Or so we thought.
One weekend, I stumbled across some Google links about former preemies and proprioceptive disorder, and it all clicked. We had naively thought it had gone away, but no, it doesn’t work that way. I found an online assessment battery for Sensory Processing Disorder. My husband and I each took it for ourselves, then filled one out independently of one another for Gavin. When we compared notes, the answer was obvious. Gavin had SPD. So, it turns out, did we, though it manifests slightly differently in all three of us. My husband and I gained some insight into what we’d always considered our “eccentricities,” and relief from worry over our crasher-and-banger, daredevil son. There were tangible strategies and tools for use with SPD kids, which could easily be incorporated into our family life. And with a little luck, we’d find supportive teachers who were aware of the condition and willing to work with us to give Gavin the best opportunity to succeed possible.

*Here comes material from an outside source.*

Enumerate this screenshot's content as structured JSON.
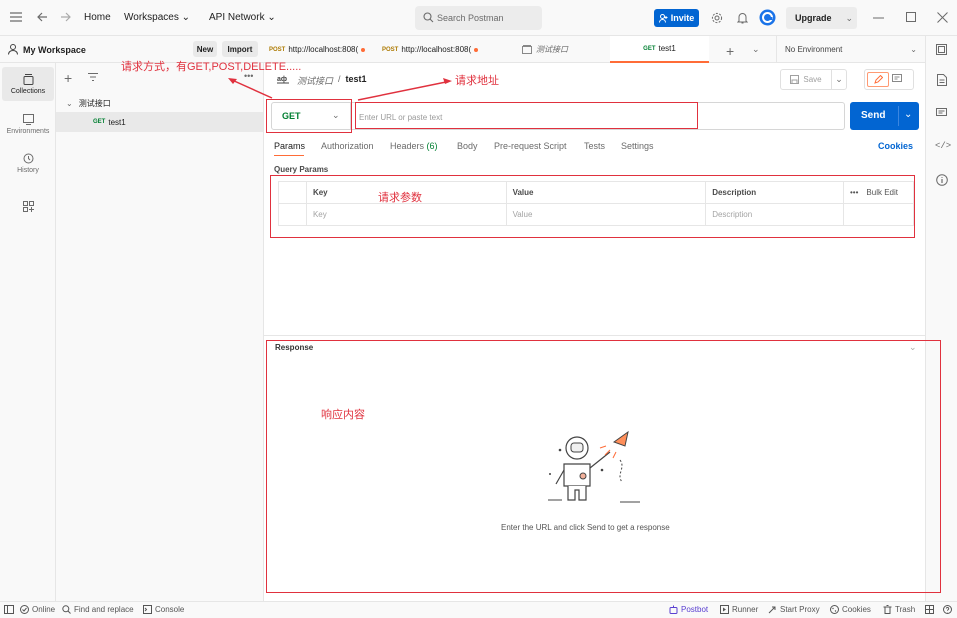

We spent the rest of that school year back home, repairing the damage done by our blind foray into the classroom. I homeschooled him throughout fall, winter, spring and summer, incorporating the techniques I learned from SPD support groups online and from other SPD parents. I see clearly that not every child fits into the same shoebox — and, back in the U.S., the GOP-endorsed idea of a one-size-fits-all ‘McEducation‘ could never accommodate my son.
We enrolled him in tumbling, soccer and gymnastics to give him the movement and physical exertion his body craves. We’ve practiced self-calming and focusing strategies, and he’s doing well. Transitions are still dodgy, and he still gets really wound up whenever he is surrounded by new kids, but at least now, we know what’s going on, and he is able to articulate the sensations he’s experiencing and communicate his needs to us. This week, his new kindergarten teacher called, and we’ll be meeting her Tuesday. My intuition says she’s on board, and that kindergarten’s going to be a great start for Gavin. I sure hope so.
*Author’s Note: though the Back to Sleep movement wisely advocates placing infants on their backs to sleep, NICU infants are usually connected to myriad wires, tubes and monitors, so they are often placed to sleep on their tummies. Unless they’re Gavin, in which case, smart nurses give up.
Image courtesy of freedigitalphotos.net